Corry finished the chowder while Scott took the bowls out to his mother. It wasn't that he would have minded going around and doing whatever they were supposed to be doing, but after seeing just how many people were there, the idea of branching off seemed a lot more appealing. He crossed his arms, waiting until Scotty made his reentrance, looking even more henpecked than before... if that was possible. "Clean getaway?"
"Clean as it gets, in this house." Buttoning his jacket, Scott tossed a glance to Corrigan. "Ready?"
Corry shrugged, standing up straight. "Ready as I'll ever be."

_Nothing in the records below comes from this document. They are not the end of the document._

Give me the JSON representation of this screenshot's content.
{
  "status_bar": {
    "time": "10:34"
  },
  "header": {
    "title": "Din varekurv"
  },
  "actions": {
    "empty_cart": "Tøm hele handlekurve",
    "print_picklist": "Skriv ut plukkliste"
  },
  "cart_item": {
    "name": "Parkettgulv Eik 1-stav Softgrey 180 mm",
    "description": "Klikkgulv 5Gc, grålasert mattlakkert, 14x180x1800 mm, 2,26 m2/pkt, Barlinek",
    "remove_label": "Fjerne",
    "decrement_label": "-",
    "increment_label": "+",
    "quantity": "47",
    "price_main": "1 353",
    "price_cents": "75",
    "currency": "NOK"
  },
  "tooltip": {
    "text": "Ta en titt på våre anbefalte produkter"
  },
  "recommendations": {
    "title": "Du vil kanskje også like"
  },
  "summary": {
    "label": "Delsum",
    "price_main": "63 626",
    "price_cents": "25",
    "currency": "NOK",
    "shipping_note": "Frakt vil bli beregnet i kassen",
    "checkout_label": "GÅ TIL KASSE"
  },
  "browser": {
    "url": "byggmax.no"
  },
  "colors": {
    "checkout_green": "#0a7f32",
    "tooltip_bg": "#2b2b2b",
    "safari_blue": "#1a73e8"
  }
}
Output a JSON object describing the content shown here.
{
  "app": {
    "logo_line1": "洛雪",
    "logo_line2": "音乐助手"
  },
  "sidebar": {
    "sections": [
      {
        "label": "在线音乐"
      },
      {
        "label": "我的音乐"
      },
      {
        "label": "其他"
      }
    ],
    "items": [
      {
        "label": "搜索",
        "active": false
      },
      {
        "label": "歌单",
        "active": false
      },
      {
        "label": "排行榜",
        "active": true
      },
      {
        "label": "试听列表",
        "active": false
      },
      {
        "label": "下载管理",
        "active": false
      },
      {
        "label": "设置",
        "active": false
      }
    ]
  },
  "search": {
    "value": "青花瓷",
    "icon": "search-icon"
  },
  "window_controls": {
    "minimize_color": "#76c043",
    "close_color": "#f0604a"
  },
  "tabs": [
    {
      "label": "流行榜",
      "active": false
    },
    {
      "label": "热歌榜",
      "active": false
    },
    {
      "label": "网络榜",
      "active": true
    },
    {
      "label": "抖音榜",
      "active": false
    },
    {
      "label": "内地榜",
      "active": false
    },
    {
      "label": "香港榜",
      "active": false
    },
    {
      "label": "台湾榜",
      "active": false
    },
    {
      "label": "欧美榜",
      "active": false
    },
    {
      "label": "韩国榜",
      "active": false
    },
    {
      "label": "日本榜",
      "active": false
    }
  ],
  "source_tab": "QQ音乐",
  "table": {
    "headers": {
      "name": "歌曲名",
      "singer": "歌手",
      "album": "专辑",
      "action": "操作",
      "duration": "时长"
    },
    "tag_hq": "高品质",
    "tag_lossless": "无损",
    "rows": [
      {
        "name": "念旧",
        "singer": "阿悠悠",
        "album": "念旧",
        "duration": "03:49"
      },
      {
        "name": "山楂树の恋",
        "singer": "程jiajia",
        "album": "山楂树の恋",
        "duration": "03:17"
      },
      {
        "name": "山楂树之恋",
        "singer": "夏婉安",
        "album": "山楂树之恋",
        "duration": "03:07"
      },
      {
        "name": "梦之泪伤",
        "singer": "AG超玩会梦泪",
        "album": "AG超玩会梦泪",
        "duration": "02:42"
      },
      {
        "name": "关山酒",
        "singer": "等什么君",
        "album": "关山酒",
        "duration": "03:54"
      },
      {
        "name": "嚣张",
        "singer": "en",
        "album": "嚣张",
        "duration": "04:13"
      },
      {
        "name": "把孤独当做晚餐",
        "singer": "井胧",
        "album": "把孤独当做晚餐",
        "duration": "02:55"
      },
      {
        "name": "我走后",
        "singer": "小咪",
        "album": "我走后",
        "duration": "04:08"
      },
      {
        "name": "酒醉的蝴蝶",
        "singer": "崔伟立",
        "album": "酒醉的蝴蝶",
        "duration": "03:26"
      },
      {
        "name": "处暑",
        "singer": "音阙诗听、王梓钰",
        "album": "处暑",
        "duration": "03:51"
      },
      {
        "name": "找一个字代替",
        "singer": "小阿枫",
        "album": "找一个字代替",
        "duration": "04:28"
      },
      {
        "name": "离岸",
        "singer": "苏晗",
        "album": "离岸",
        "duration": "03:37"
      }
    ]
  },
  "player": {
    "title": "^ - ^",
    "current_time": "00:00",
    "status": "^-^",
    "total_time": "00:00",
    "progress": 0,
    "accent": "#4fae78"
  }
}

"So, here I was, took off like a bloody fool in the middle of a gale... a'right, wasna the middle o' the gale, but the wind was kickin' up. An' me, bein' the patent idiot I am on occaaaasion, jus' stayed aloft, clingin' to the bar for dear life." Downing what had to have been his umpteenth straight shot of Scotch, Scotty leaned on the bar with a distinctly plastered look. They still hadn't made it into the actual city, having stopped off at one of the smaller roadside taverns for just one drink. That was several drinks ago, and not even a full hour; they had started the night pretty much like that had every time they'd gone pub-crawling -- basically leaping into a wager on who could drink more quicker and still remain standing.
Corry laughed, shaking his head and pushing his hair out of his eyes. "Didja land safe?"
"Nooooooo, oh no, nu uh. I'm really..." Nodding a few times and trying not to giggle, Scott leaned closer, whispering, "...dead. As a doornail." Sitting back again with a bright grin, he continued, "O' course I landed safe. Right smack in the middle of a bale o' hay, had to wade through cattle, an' got home stinkin' to high Heaven. Was a right bonnie trip, that."
"I once took the boat out alone in a storm." Corry nodded as well, with a seriousness that was bordering goofiness, draining his own glass and gesturing for another. "Was all kinda windy out there, white capped waves, and here I was on a skiff getting the hell beat outta me. Made it back alive, though, unlike you."
"Aye, poor dead me. I'll drink to that."
"And I'll drink to being alive."
Picking up his shot, Scotty took it in one belt, which was no doubt less painful this late in the festivities. Slamming the glass down on the bar, he looked at the clock -- almost 2200, and they still weren't even into the city itself. "We haveta go."
"I dun wanna move, though." Corrigan complained, though he pulled himself up off of the barstool reluctantly. "Tell me again why we took horses?"
"Couldna convinced anyone to let us take a real vehic... ve..." Not quite able to get the word right, Scott finally settled on, "ye know."
"Ayuh." Tossing down a handful of credits and not even bothering to count them, Corrigan half-walked, half-staggered out to the tree where they had tied the two horses they'd hijacked quite slyly from the carriage. Looking up at the largish beast, he tried to figure out how to climb up, what with riding bareback like that. Hard enough when he was sober, but now that he was officially getting just a bit tipsy, it proved to be impossible. "Can't we just lead 'em?"
"Ye wanna walk?" Taking the bridle and half using it for support, Scott led his steed (the put upon beast that it was) over to the steps of the tavern. After about three tries, he succeeded in getting up onto the horse's back, and promptly gave Corry a smug little look. "See? Easy as can be."
Following the other cadet's example, Corry took his few tries before clambering up. Taking the reins into his hands, he looked down both ways of the darkened road, pretty oblivious now to the cold wind that was still powering down from the North. "Which way?"
"Thattaway," Scott said, nodding proudly towards a footpath into the woods. "I know a short... short..."
"Is that a good idea?"
"Ye wanna get there before midnight, right?" Pulling on the reins and bringing a whole new meaning to the term drunk driving, the Scotty headed for the path, singing some barely-coherent Gaelic-sounding tune. After a moment, still not sure it was a good idea, Corry followed.